■ **EXERCISE REQUIREMENTS**: Lines before the one holding "What's the underlying" are not wanted. Please copy that line and everything after it to the end of the records, exactly, skipping pictures.
------------------------------
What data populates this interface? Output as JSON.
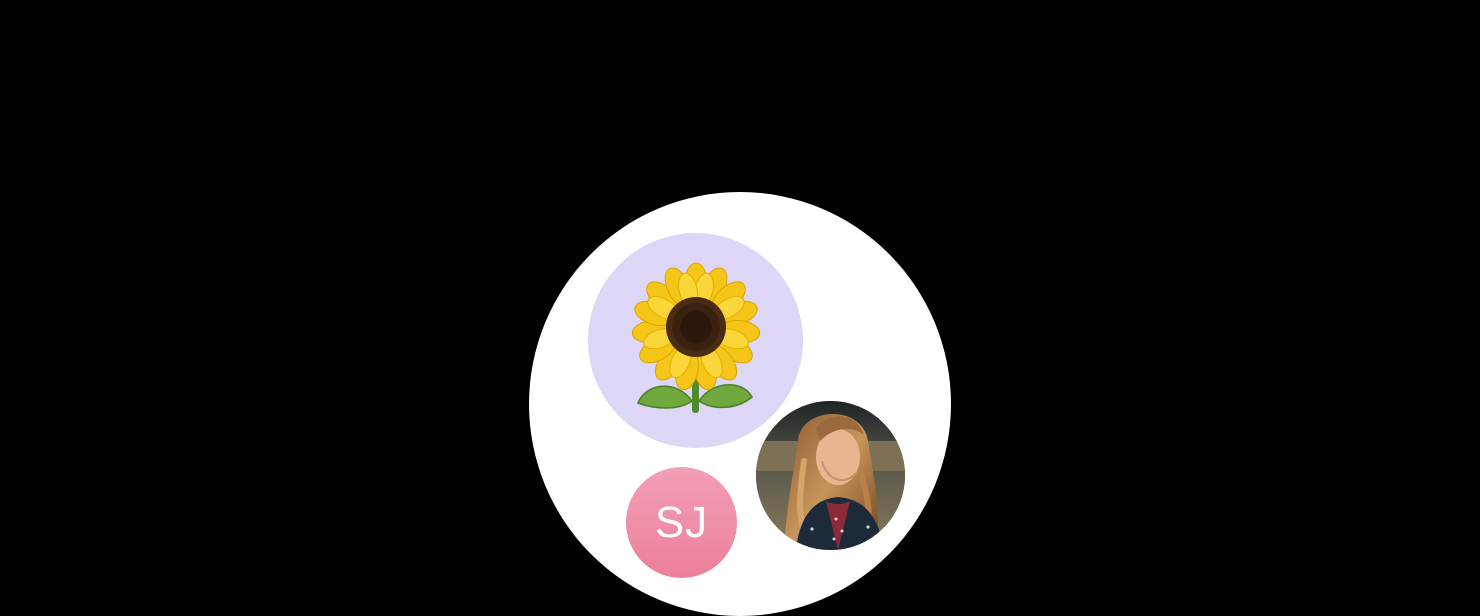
{
  "avatar_group": {
    "avatars": [
      {
        "kind": "emoji",
        "icon": "sunflower-icon",
        "background": "#ddd6f7"
      },
      {
        "kind": "initials",
        "initials": "SJ",
        "background": "#ee8aa5",
        "text_color": "#ffffff"
      },
      {
        "kind": "photo",
        "icon": "person-photo"
      }
    ]
  }
}
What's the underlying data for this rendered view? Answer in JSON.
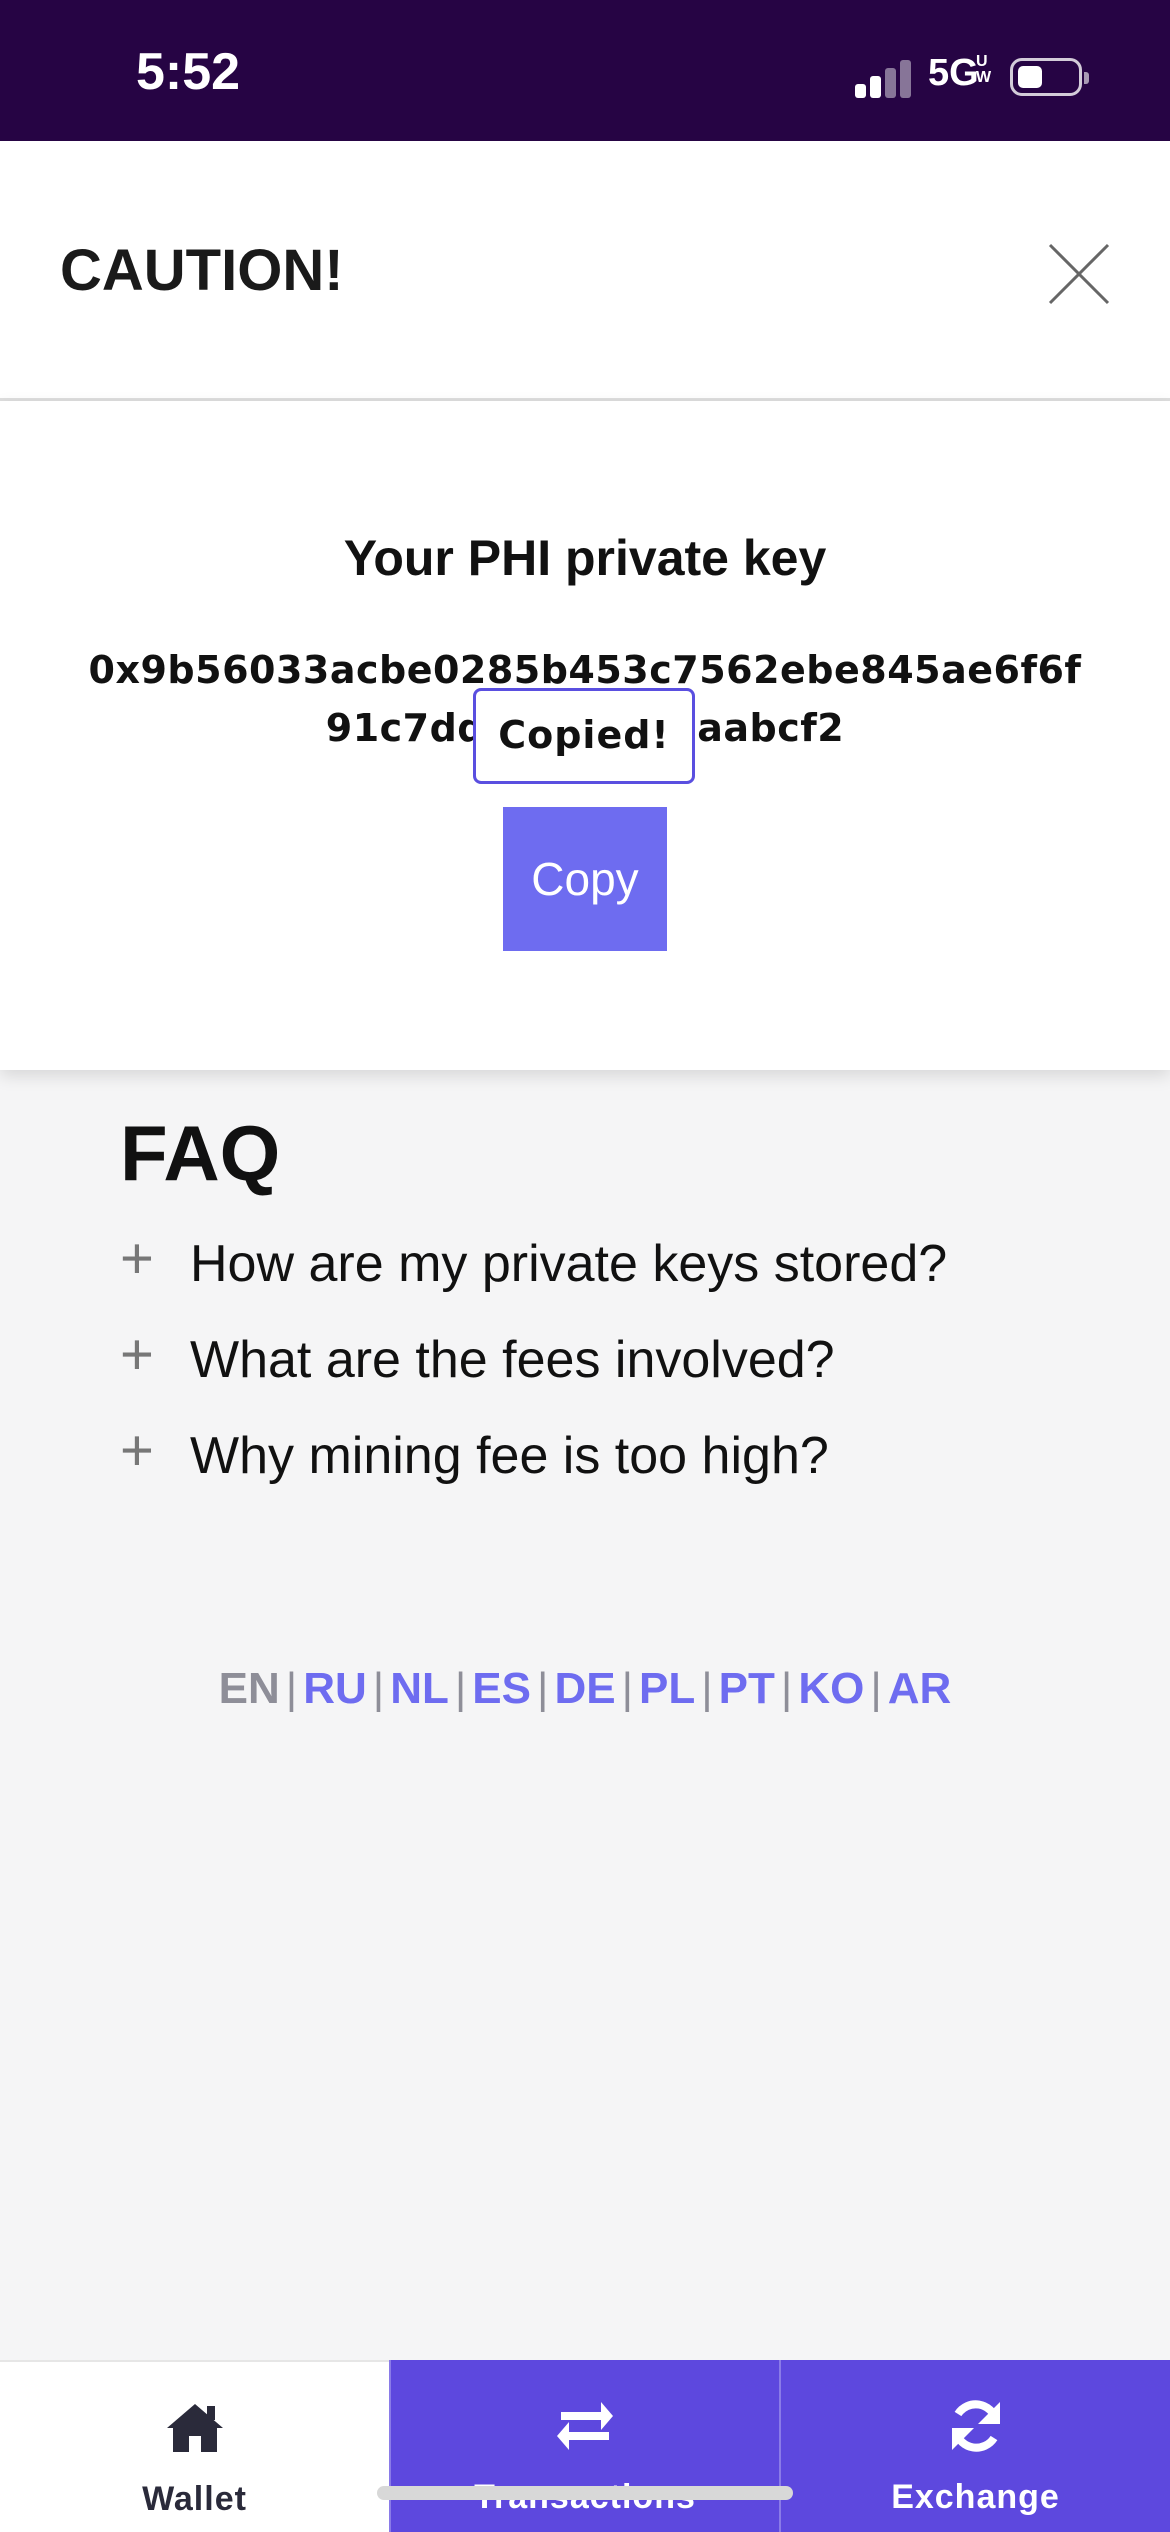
{
  "status_bar": {
    "time": "5:52",
    "network": "5G",
    "network_sup": "UW",
    "background": "#260444"
  },
  "modal": {
    "title": "CAUTION!",
    "close_icon": "close-x-icon",
    "key_heading": "Your PHI private key",
    "private_key": "0x9b56033acbe0285b453c7562ebe845ae6f6f91c7ddf776f...d8aabcf2",
    "copied_tooltip": "Copied!",
    "copy_label": "Copy",
    "accent": "#6e6cf0"
  },
  "faq": {
    "title": "FAQ",
    "items": [
      {
        "label": "How are my private keys stored?"
      },
      {
        "label": "What are the fees involved?"
      },
      {
        "label": "Why mining fee is too high?"
      }
    ]
  },
  "languages": {
    "active": "EN",
    "items": [
      "EN",
      "RU",
      "NL",
      "ES",
      "DE",
      "PL",
      "PT",
      "KO",
      "AR"
    ]
  },
  "bottom_nav": {
    "items": [
      {
        "label": "Wallet",
        "icon": "home-icon"
      },
      {
        "label": "Transactions",
        "icon": "swap-arrows-icon"
      },
      {
        "label": "Exchange",
        "icon": "refresh-icon"
      }
    ],
    "active_color": "#5d48de"
  }
}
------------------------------
■ **ANSWER FOR THE TASK**:
What's the underlying data for this rendered view? Answer in JSON.
{
  "status_bar": {
    "time": "5:52",
    "network": "5G",
    "network_sup": "UW",
    "background": "#260444"
  },
  "modal": {
    "title": "CAUTION!",
    "close_icon": "close-x-icon",
    "key_heading": "Your PHI private key",
    "private_key": "0x9b56033acbe0285b453c7562ebe845ae6f6f91c7ddf776f...d8aabcf2",
    "copied_tooltip": "Copied!",
    "copy_label": "Copy",
    "accent": "#6e6cf0"
  },
  "faq": {
    "title": "FAQ",
    "items": [
      {
        "label": "How are my private keys stored?"
      },
      {
        "label": "What are the fees involved?"
      },
      {
        "label": "Why mining fee is too high?"
      }
    ]
  },
  "languages": {
    "active": "EN",
    "items": [
      "EN",
      "RU",
      "NL",
      "ES",
      "DE",
      "PL",
      "PT",
      "KO",
      "AR"
    ]
  },
  "bottom_nav": {
    "items": [
      {
        "label": "Wallet",
        "icon": "home-icon"
      },
      {
        "label": "Transactions",
        "icon": "swap-arrows-icon"
      },
      {
        "label": "Exchange",
        "icon": "refresh-icon"
      }
    ],
    "active_color": "#5d48de"
  }
}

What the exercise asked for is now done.